*** Opening GIVEN DATA ***

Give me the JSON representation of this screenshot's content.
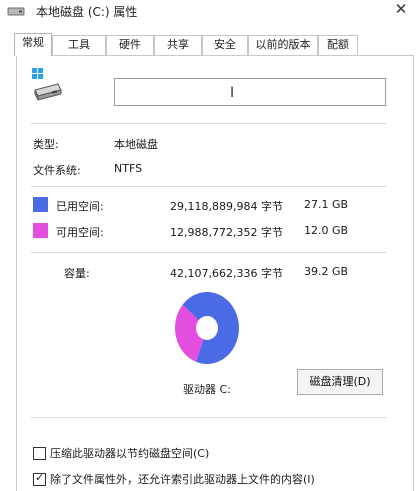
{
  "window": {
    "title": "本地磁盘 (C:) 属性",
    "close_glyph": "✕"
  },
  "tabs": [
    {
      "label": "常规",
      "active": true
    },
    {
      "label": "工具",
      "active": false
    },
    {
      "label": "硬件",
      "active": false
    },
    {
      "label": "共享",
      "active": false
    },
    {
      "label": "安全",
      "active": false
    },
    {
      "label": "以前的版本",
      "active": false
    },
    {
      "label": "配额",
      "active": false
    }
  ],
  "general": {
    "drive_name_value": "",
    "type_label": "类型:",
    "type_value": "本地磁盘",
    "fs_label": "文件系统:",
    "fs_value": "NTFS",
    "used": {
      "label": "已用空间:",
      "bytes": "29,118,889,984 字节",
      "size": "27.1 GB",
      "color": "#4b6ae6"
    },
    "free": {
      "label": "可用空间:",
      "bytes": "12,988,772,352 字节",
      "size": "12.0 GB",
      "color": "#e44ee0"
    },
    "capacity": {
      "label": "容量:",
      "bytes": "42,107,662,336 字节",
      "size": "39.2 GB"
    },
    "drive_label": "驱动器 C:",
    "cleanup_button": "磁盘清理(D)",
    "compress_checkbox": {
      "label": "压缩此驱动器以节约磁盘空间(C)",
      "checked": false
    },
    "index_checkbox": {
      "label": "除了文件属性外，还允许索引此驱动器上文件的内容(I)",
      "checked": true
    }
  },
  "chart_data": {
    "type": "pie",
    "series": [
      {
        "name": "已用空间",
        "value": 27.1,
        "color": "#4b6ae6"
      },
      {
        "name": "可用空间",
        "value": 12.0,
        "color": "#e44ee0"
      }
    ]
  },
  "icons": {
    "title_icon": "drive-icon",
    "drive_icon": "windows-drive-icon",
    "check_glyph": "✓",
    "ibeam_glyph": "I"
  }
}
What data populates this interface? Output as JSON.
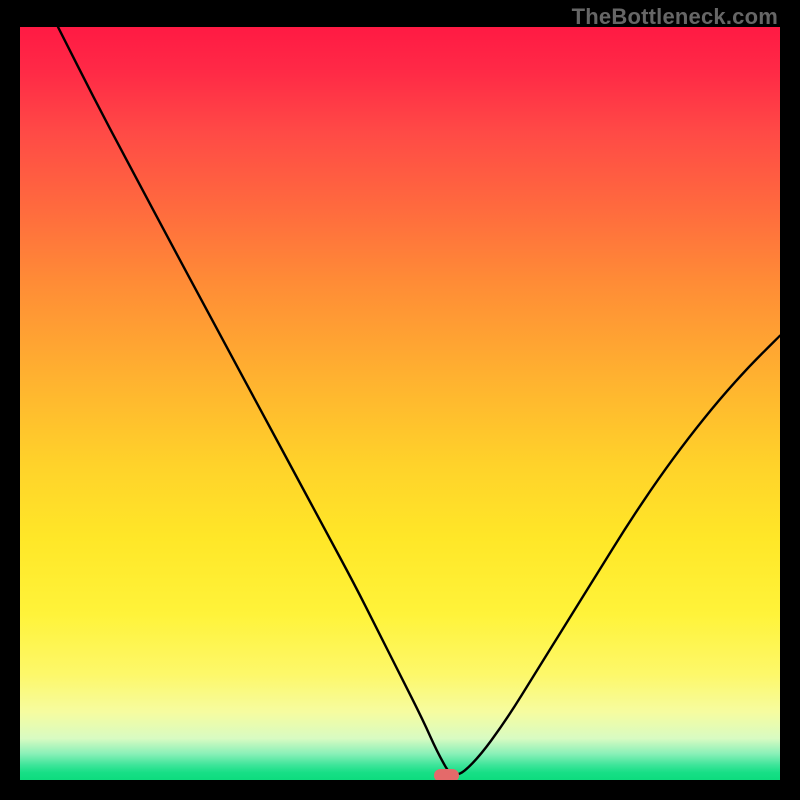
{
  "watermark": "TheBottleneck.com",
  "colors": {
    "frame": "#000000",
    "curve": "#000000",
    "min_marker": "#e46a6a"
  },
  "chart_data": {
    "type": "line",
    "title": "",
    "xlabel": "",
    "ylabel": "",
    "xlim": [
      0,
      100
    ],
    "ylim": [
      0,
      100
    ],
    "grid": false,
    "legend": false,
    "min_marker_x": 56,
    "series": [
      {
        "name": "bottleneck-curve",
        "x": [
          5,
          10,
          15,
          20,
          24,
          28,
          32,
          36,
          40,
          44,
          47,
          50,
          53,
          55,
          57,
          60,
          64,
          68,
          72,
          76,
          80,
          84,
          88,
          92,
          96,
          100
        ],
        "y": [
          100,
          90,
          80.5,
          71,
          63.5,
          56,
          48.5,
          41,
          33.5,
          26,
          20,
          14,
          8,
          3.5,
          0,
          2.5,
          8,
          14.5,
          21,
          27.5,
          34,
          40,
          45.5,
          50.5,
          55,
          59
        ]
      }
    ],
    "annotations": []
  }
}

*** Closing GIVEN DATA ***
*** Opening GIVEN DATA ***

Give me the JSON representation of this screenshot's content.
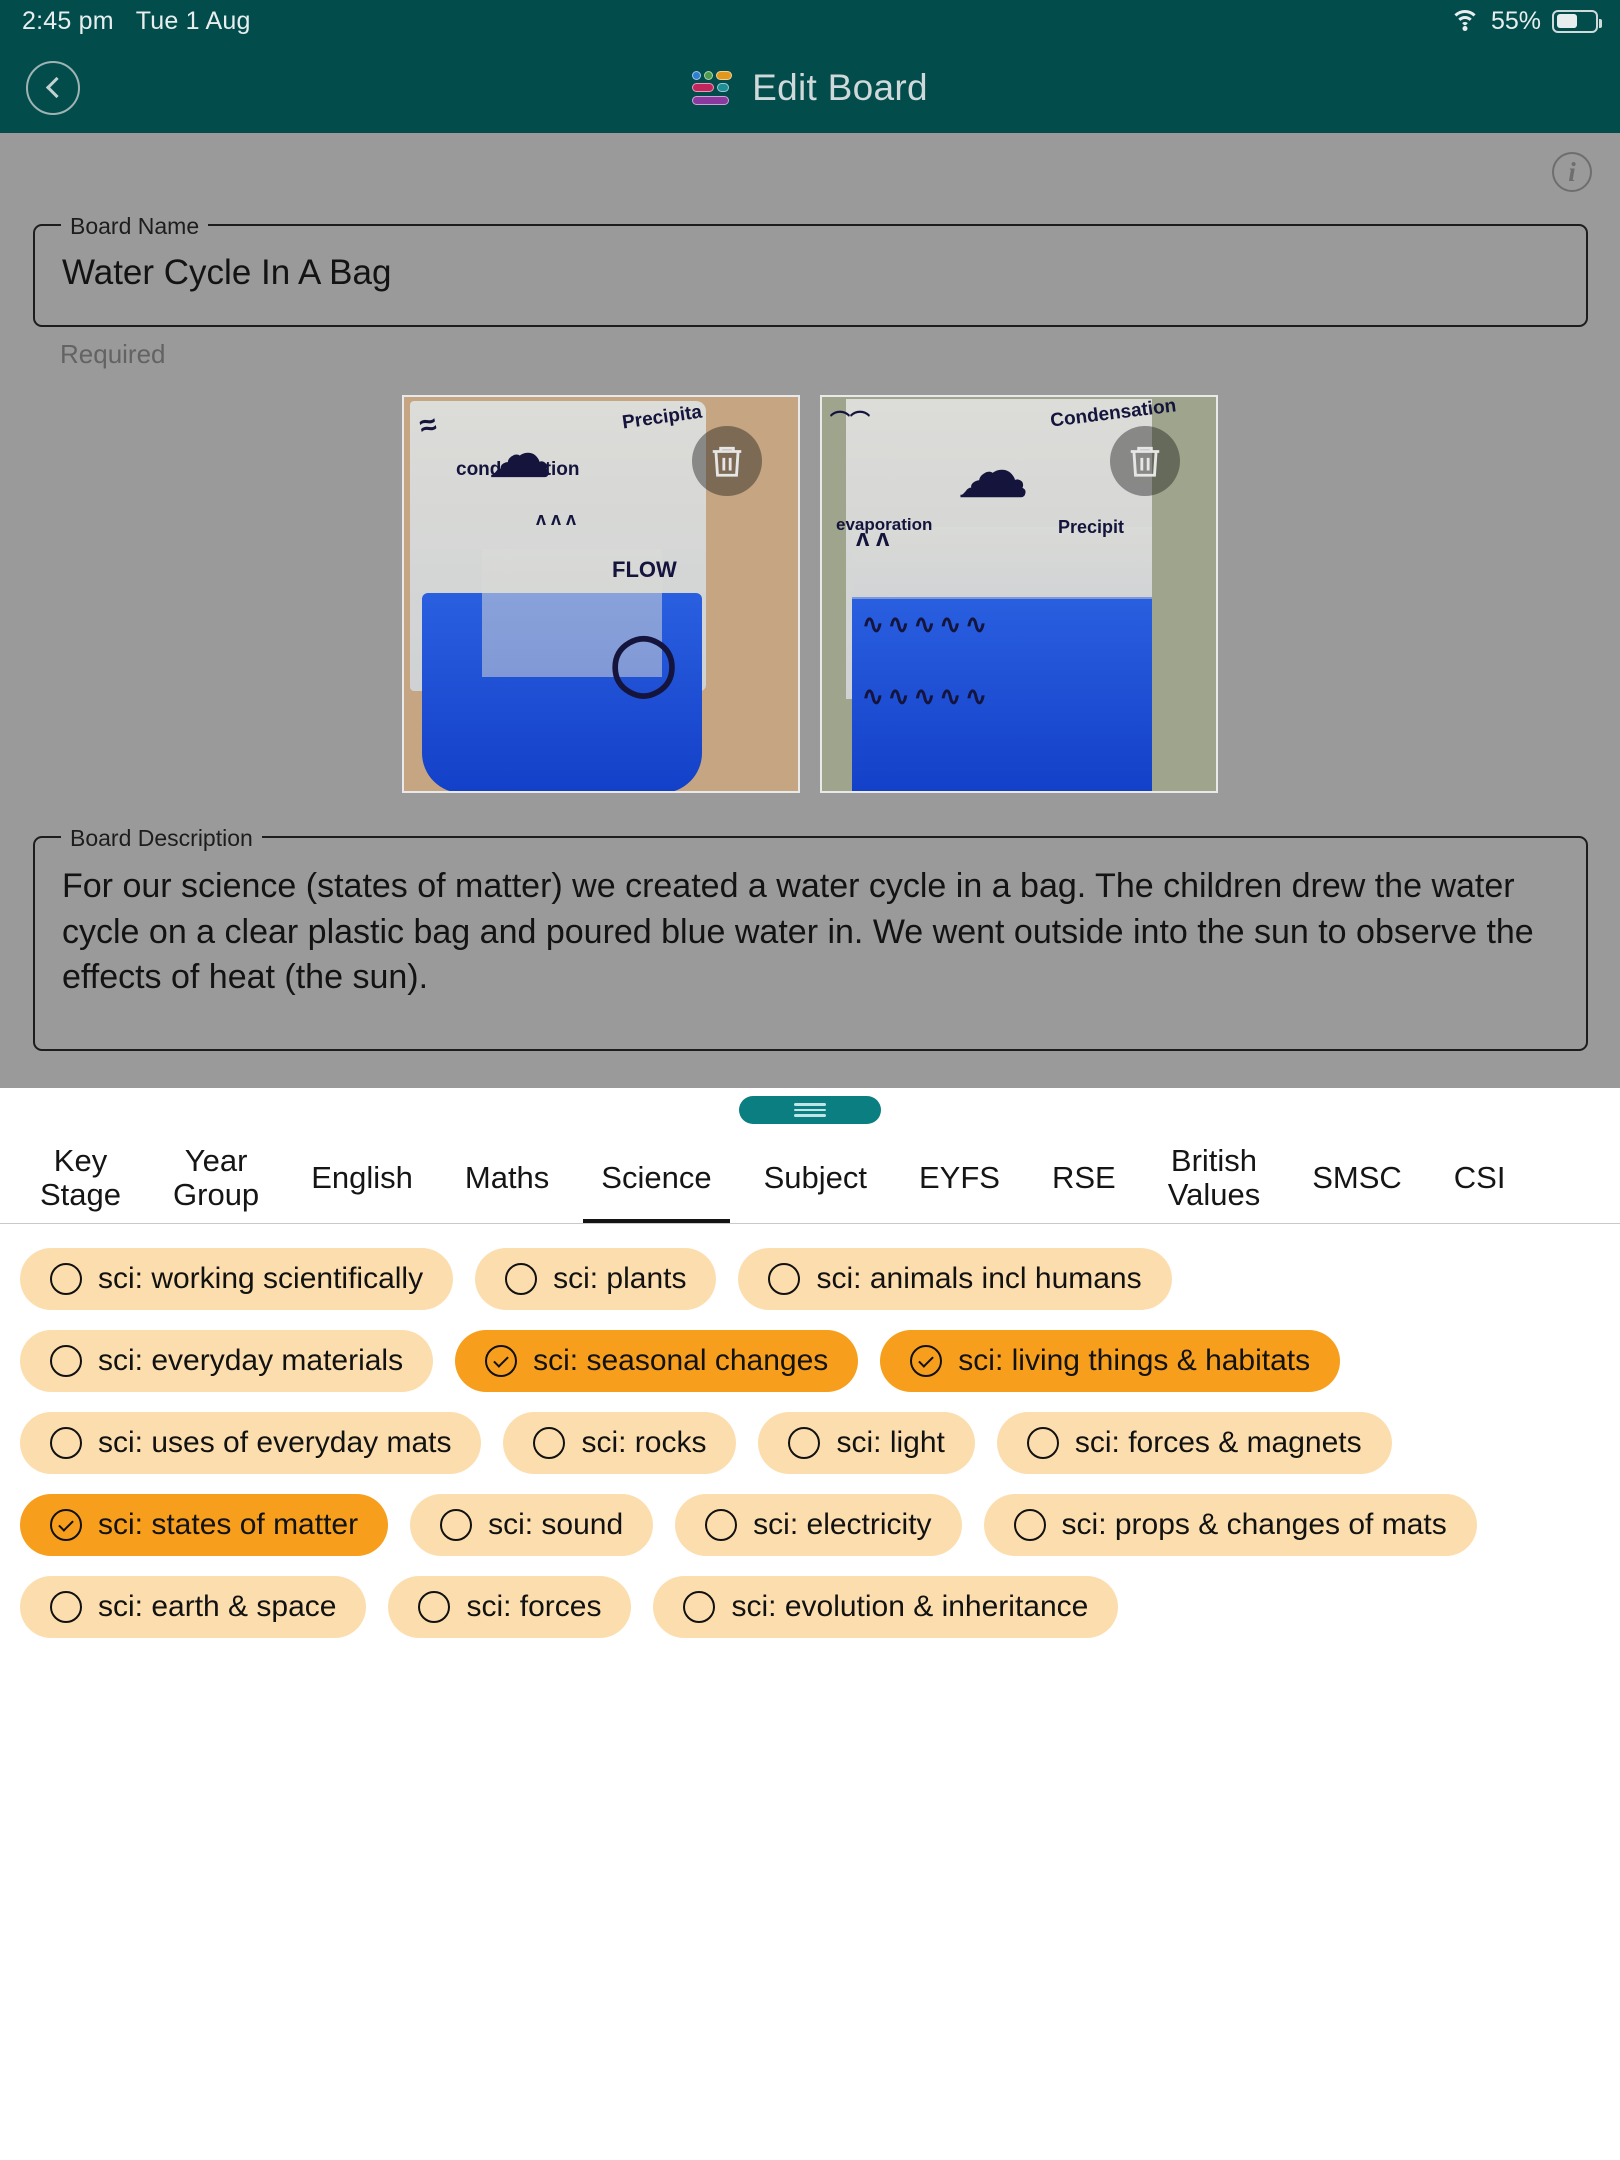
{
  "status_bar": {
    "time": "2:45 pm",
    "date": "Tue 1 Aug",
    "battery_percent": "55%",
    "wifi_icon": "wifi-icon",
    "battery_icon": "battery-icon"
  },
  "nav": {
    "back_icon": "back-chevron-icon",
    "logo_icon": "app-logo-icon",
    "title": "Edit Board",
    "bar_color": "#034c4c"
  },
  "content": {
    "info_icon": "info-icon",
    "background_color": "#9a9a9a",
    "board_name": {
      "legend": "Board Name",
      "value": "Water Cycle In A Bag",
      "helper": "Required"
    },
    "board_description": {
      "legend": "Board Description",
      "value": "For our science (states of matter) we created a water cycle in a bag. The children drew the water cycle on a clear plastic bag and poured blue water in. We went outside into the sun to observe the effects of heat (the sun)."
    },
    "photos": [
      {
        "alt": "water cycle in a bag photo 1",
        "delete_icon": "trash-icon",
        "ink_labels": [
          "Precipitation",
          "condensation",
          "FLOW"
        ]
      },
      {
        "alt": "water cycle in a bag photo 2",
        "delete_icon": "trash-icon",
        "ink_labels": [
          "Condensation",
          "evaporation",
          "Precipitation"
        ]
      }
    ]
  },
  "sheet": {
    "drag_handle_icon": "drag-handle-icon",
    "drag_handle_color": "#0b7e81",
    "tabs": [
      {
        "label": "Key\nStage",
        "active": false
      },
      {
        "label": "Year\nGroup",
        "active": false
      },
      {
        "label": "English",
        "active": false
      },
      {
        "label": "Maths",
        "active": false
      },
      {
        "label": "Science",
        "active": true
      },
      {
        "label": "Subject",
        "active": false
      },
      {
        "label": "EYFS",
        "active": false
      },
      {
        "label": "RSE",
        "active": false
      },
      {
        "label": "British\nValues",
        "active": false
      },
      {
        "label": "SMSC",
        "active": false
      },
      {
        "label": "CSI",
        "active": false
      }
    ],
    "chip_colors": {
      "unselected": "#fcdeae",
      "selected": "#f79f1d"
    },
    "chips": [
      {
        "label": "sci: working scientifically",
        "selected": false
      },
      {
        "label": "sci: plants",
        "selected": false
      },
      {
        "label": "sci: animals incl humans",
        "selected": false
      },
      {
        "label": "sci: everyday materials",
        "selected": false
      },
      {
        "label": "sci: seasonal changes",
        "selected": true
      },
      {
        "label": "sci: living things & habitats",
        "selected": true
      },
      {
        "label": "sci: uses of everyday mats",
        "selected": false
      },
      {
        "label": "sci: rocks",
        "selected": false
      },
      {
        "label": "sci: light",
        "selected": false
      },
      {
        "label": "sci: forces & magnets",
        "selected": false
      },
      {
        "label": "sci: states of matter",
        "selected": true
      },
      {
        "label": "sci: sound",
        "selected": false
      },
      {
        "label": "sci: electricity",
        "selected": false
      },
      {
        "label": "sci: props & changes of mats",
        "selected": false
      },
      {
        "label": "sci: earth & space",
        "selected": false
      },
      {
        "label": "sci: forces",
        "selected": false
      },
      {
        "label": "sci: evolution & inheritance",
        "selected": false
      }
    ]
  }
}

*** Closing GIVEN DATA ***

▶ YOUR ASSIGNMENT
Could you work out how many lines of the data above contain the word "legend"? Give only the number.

▶ REPLY TO THE EXERCISE
3